■ DATA EXCERPTS ■
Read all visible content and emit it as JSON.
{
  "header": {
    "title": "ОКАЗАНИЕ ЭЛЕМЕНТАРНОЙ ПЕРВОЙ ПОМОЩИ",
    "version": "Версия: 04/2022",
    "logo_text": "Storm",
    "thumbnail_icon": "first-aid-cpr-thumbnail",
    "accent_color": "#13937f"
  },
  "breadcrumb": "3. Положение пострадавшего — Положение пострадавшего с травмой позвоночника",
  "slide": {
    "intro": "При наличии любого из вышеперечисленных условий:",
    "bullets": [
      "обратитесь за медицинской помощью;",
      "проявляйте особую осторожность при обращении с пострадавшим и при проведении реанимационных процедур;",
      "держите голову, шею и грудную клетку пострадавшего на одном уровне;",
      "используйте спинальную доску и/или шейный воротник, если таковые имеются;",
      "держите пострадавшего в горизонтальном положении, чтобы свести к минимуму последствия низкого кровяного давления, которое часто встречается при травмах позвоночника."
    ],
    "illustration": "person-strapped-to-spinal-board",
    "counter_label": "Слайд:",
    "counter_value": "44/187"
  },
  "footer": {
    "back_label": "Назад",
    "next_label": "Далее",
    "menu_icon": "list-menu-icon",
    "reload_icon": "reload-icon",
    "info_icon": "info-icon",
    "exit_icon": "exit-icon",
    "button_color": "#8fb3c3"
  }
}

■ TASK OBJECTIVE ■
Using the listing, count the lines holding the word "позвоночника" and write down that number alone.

■ ANSWER TO THE EXERCISE ■
2